THE TASK>
All records below are to be repeated precisely, with nothing added.

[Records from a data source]

*** Begin section ***

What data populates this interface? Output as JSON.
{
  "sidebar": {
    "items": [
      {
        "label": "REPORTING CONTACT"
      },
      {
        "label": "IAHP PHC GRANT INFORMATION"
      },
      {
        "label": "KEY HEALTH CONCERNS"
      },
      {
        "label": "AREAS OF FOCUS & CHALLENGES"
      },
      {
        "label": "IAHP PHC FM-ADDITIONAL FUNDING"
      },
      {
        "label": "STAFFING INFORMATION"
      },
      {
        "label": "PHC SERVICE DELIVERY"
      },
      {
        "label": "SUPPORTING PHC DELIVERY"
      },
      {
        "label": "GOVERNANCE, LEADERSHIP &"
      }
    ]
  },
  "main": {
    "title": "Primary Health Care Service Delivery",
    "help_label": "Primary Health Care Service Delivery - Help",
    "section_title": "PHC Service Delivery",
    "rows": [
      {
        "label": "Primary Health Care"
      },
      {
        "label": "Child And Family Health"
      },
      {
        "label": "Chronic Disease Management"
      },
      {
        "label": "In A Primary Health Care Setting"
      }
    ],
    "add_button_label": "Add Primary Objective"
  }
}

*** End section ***

EXPECTED ANSWER>
What data populates this interface? Output as JSON.
{
  "sidebar": {
    "items": [
      {
        "label": "REPORTING CONTACT"
      },
      {
        "label": "IAHP PHC GRANT INFORMATION"
      },
      {
        "label": "KEY HEALTH CONCERNS"
      },
      {
        "label": "AREAS OF FOCUS & CHALLENGES"
      },
      {
        "label": "IAHP PHC FM-ADDITIONAL FUNDING"
      },
      {
        "label": "STAFFING INFORMATION"
      },
      {
        "label": "PHC SERVICE DELIVERY"
      },
      {
        "label": "SUPPORTING PHC DELIVERY"
      },
      {
        "label": "GOVERNANCE, LEADERSHIP &"
      }
    ]
  },
  "main": {
    "title": "Primary Health Care Service Delivery",
    "help_label": "Primary Health Care Service Delivery - Help",
    "section_title": "PHC Service Delivery",
    "rows": [
      {
        "label": "Primary Health Care"
      },
      {
        "label": "Child And Family Health"
      },
      {
        "label": "Chronic Disease Management"
      },
      {
        "label": "In A Primary Health Care Setting"
      }
    ],
    "add_button_label": "Add Primary Objective"
  }
}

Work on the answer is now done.